• **What is needed**
Reproduce every entry exactly as shown.

• **Dataset rows for apps and sites**
###

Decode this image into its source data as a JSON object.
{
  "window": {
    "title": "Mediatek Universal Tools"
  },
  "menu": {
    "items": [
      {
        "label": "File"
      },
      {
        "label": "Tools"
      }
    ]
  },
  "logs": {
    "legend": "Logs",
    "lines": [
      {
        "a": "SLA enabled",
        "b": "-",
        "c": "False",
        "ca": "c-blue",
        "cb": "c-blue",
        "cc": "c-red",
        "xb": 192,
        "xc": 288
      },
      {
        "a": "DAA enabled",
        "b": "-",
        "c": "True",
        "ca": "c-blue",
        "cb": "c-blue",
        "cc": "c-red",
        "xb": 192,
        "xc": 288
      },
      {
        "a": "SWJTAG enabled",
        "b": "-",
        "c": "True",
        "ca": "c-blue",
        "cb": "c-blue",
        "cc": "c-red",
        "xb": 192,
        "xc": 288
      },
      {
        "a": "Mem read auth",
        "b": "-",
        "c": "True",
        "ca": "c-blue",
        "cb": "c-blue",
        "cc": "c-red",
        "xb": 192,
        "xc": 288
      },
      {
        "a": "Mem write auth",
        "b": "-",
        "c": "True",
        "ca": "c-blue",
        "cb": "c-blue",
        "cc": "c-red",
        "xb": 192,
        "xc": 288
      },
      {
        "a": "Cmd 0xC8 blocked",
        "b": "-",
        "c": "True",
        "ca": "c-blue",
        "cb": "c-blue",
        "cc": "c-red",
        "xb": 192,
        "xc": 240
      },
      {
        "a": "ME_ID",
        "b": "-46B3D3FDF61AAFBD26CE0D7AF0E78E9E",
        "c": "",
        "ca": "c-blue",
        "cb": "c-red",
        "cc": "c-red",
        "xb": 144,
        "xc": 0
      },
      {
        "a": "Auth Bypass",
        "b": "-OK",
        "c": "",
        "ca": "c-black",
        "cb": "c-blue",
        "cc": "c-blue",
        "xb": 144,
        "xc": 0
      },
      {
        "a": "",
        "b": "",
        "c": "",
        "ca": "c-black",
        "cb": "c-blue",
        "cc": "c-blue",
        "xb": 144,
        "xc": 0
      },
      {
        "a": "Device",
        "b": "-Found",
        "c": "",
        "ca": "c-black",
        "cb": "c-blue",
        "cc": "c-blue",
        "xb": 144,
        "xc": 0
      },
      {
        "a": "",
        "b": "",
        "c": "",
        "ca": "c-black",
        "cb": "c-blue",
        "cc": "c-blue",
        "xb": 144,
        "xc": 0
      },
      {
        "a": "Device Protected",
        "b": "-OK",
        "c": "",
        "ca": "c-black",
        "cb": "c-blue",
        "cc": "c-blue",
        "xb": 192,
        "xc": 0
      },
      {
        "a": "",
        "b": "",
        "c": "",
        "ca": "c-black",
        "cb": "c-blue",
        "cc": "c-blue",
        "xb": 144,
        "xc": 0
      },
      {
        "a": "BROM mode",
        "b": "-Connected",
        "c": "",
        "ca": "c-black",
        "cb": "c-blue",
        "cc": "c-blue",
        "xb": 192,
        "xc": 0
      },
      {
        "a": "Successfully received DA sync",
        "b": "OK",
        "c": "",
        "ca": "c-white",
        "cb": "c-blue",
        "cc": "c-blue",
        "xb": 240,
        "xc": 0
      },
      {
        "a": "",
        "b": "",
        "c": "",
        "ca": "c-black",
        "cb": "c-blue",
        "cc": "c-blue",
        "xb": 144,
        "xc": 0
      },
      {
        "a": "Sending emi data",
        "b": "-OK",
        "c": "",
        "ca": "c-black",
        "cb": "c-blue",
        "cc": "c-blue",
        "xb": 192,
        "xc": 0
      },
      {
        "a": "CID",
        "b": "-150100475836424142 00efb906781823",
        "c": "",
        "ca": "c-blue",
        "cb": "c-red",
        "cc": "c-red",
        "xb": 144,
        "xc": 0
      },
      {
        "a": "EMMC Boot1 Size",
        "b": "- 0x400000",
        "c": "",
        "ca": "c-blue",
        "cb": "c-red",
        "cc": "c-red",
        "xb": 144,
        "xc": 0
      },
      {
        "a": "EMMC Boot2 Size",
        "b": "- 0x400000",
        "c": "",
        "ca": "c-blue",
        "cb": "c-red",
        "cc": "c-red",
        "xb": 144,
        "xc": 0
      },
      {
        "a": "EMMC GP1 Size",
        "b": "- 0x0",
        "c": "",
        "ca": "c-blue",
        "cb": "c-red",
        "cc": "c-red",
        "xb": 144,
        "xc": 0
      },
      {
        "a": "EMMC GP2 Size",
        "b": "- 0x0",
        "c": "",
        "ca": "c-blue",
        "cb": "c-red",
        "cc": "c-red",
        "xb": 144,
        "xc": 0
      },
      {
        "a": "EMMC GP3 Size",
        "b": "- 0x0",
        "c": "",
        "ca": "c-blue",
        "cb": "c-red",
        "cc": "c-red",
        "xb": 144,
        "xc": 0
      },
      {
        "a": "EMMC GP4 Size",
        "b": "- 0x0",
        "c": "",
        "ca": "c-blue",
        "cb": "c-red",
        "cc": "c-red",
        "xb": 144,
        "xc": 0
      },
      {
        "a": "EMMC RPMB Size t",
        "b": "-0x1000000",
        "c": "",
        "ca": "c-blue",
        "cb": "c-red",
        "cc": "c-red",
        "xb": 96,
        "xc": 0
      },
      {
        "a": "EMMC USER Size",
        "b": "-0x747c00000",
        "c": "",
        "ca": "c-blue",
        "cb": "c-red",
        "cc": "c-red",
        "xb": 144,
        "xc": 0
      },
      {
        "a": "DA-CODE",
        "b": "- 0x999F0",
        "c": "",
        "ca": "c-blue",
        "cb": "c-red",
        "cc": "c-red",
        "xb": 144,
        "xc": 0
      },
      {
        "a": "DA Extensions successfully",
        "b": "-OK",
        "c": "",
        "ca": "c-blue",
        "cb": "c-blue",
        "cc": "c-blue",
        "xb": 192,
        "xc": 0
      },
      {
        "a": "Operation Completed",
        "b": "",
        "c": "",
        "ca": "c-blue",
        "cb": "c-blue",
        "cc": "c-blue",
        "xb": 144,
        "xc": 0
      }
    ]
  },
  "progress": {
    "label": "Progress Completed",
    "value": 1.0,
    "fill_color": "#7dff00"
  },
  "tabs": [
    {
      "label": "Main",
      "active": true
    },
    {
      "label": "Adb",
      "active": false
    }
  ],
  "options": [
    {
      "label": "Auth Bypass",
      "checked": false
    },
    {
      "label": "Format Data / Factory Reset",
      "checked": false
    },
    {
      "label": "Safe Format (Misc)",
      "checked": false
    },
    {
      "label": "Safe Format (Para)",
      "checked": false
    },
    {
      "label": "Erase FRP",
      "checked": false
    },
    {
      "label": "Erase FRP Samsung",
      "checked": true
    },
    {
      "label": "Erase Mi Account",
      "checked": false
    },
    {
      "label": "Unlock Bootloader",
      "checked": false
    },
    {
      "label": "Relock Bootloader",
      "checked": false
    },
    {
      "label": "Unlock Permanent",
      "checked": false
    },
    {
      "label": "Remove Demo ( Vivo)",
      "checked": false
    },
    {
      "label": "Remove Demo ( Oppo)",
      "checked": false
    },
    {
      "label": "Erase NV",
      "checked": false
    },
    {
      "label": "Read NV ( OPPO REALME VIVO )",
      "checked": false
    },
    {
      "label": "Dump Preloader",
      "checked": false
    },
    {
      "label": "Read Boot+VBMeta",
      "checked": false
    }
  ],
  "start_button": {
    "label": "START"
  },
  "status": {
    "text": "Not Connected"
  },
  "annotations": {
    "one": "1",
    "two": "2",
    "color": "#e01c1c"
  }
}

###

• **Result of the task**
Decode this image into its source data as a JSON object.
{
  "window": {
    "title": "Mediatek Universal Tools"
  },
  "menu": {
    "items": [
      {
        "label": "File"
      },
      {
        "label": "Tools"
      }
    ]
  },
  "logs": {
    "legend": "Logs",
    "lines": [
      {
        "a": "SLA enabled",
        "b": "-",
        "c": "False",
        "ca": "c-blue",
        "cb": "c-blue",
        "cc": "c-red",
        "xb": 192,
        "xc": 288
      },
      {
        "a": "DAA enabled",
        "b": "-",
        "c": "True",
        "ca": "c-blue",
        "cb": "c-blue",
        "cc": "c-red",
        "xb": 192,
        "xc": 288
      },
      {
        "a": "SWJTAG enabled",
        "b": "-",
        "c": "True",
        "ca": "c-blue",
        "cb": "c-blue",
        "cc": "c-red",
        "xb": 192,
        "xc": 288
      },
      {
        "a": "Mem read auth",
        "b": "-",
        "c": "True",
        "ca": "c-blue",
        "cb": "c-blue",
        "cc": "c-red",
        "xb": 192,
        "xc": 288
      },
      {
        "a": "Mem write auth",
        "b": "-",
        "c": "True",
        "ca": "c-blue",
        "cb": "c-blue",
        "cc": "c-red",
        "xb": 192,
        "xc": 288
      },
      {
        "a": "Cmd 0xC8 blocked",
        "b": "-",
        "c": "True",
        "ca": "c-blue",
        "cb": "c-blue",
        "cc": "c-red",
        "xb": 192,
        "xc": 240
      },
      {
        "a": "ME_ID",
        "b": "-46B3D3FDF61AAFBD26CE0D7AF0E78E9E",
        "c": "",
        "ca": "c-blue",
        "cb": "c-red",
        "cc": "c-red",
        "xb": 144,
        "xc": 0
      },
      {
        "a": "Auth Bypass",
        "b": "-OK",
        "c": "",
        "ca": "c-black",
        "cb": "c-blue",
        "cc": "c-blue",
        "xb": 144,
        "xc": 0
      },
      {
        "a": "",
        "b": "",
        "c": "",
        "ca": "c-black",
        "cb": "c-blue",
        "cc": "c-blue",
        "xb": 144,
        "xc": 0
      },
      {
        "a": "Device",
        "b": "-Found",
        "c": "",
        "ca": "c-black",
        "cb": "c-blue",
        "cc": "c-blue",
        "xb": 144,
        "xc": 0
      },
      {
        "a": "",
        "b": "",
        "c": "",
        "ca": "c-black",
        "cb": "c-blue",
        "cc": "c-blue",
        "xb": 144,
        "xc": 0
      },
      {
        "a": "Device Protected",
        "b": "-OK",
        "c": "",
        "ca": "c-black",
        "cb": "c-blue",
        "cc": "c-blue",
        "xb": 192,
        "xc": 0
      },
      {
        "a": "",
        "b": "",
        "c": "",
        "ca": "c-black",
        "cb": "c-blue",
        "cc": "c-blue",
        "xb": 144,
        "xc": 0
      },
      {
        "a": "BROM mode",
        "b": "-Connected",
        "c": "",
        "ca": "c-black",
        "cb": "c-blue",
        "cc": "c-blue",
        "xb": 192,
        "xc": 0
      },
      {
        "a": "Successfully received DA sync",
        "b": "OK",
        "c": "",
        "ca": "c-white",
        "cb": "c-blue",
        "cc": "c-blue",
        "xb": 240,
        "xc": 0
      },
      {
        "a": "",
        "b": "",
        "c": "",
        "ca": "c-black",
        "cb": "c-blue",
        "cc": "c-blue",
        "xb": 144,
        "xc": 0
      },
      {
        "a": "Sending emi data",
        "b": "-OK",
        "c": "",
        "ca": "c-black",
        "cb": "c-blue",
        "cc": "c-blue",
        "xb": 192,
        "xc": 0
      },
      {
        "a": "CID",
        "b": "-150100475836424142 00efb906781823",
        "c": "",
        "ca": "c-blue",
        "cb": "c-red",
        "cc": "c-red",
        "xb": 144,
        "xc": 0
      },
      {
        "a": "EMMC Boot1 Size",
        "b": "- 0x400000",
        "c": "",
        "ca": "c-blue",
        "cb": "c-red",
        "cc": "c-red",
        "xb": 144,
        "xc": 0
      },
      {
        "a": "EMMC Boot2 Size",
        "b": "- 0x400000",
        "c": "",
        "ca": "c-blue",
        "cb": "c-red",
        "cc": "c-red",
        "xb": 144,
        "xc": 0
      },
      {
        "a": "EMMC GP1 Size",
        "b": "- 0x0",
        "c": "",
        "ca": "c-blue",
        "cb": "c-red",
        "cc": "c-red",
        "xb": 144,
        "xc": 0
      },
      {
        "a": "EMMC GP2 Size",
        "b": "- 0x0",
        "c": "",
        "ca": "c-blue",
        "cb": "c-red",
        "cc": "c-red",
        "xb": 144,
        "xc": 0
      },
      {
        "a": "EMMC GP3 Size",
        "b": "- 0x0",
        "c": "",
        "ca": "c-blue",
        "cb": "c-red",
        "cc": "c-red",
        "xb": 144,
        "xc": 0
      },
      {
        "a": "EMMC GP4 Size",
        "b": "- 0x0",
        "c": "",
        "ca": "c-blue",
        "cb": "c-red",
        "cc": "c-red",
        "xb": 144,
        "xc": 0
      },
      {
        "a": "EMMC RPMB Size t",
        "b": "-0x1000000",
        "c": "",
        "ca": "c-blue",
        "cb": "c-red",
        "cc": "c-red",
        "xb": 96,
        "xc": 0
      },
      {
        "a": "EMMC USER Size",
        "b": "-0x747c00000",
        "c": "",
        "ca": "c-blue",
        "cb": "c-red",
        "cc": "c-red",
        "xb": 144,
        "xc": 0
      },
      {
        "a": "DA-CODE",
        "b": "- 0x999F0",
        "c": "",
        "ca": "c-blue",
        "cb": "c-red",
        "cc": "c-red",
        "xb": 144,
        "xc": 0
      },
      {
        "a": "DA Extensions successfully",
        "b": "-OK",
        "c": "",
        "ca": "c-blue",
        "cb": "c-blue",
        "cc": "c-blue",
        "xb": 192,
        "xc": 0
      },
      {
        "a": "Operation Completed",
        "b": "",
        "c": "",
        "ca": "c-blue",
        "cb": "c-blue",
        "cc": "c-blue",
        "xb": 144,
        "xc": 0
      }
    ]
  },
  "progress": {
    "label": "Progress Completed",
    "value": 1.0,
    "fill_color": "#7dff00"
  },
  "tabs": [
    {
      "label": "Main",
      "active": true
    },
    {
      "label": "Adb",
      "active": false
    }
  ],
  "options": [
    {
      "label": "Auth Bypass",
      "checked": false
    },
    {
      "label": "Format Data / Factory Reset",
      "checked": false
    },
    {
      "label": "Safe Format (Misc)",
      "checked": false
    },
    {
      "label": "Safe Format (Para)",
      "checked": false
    },
    {
      "label": "Erase FRP",
      "checked": false
    },
    {
      "label": "Erase FRP Samsung",
      "checked": true
    },
    {
      "label": "Erase Mi Account",
      "checked": false
    },
    {
      "label": "Unlock Bootloader",
      "checked": false
    },
    {
      "label": "Relock Bootloader",
      "checked": false
    },
    {
      "label": "Unlock Permanent",
      "checked": false
    },
    {
      "label": "Remove Demo ( Vivo)",
      "checked": false
    },
    {
      "label": "Remove Demo ( Oppo)",
      "checked": false
    },
    {
      "label": "Erase NV",
      "checked": false
    },
    {
      "label": "Read NV ( OPPO REALME VIVO )",
      "checked": false
    },
    {
      "label": "Dump Preloader",
      "checked": false
    },
    {
      "label": "Read Boot+VBMeta",
      "checked": false
    }
  ],
  "start_button": {
    "label": "START"
  },
  "status": {
    "text": "Not Connected"
  },
  "annotations": {
    "one": "1",
    "two": "2",
    "color": "#e01c1c"
  }
}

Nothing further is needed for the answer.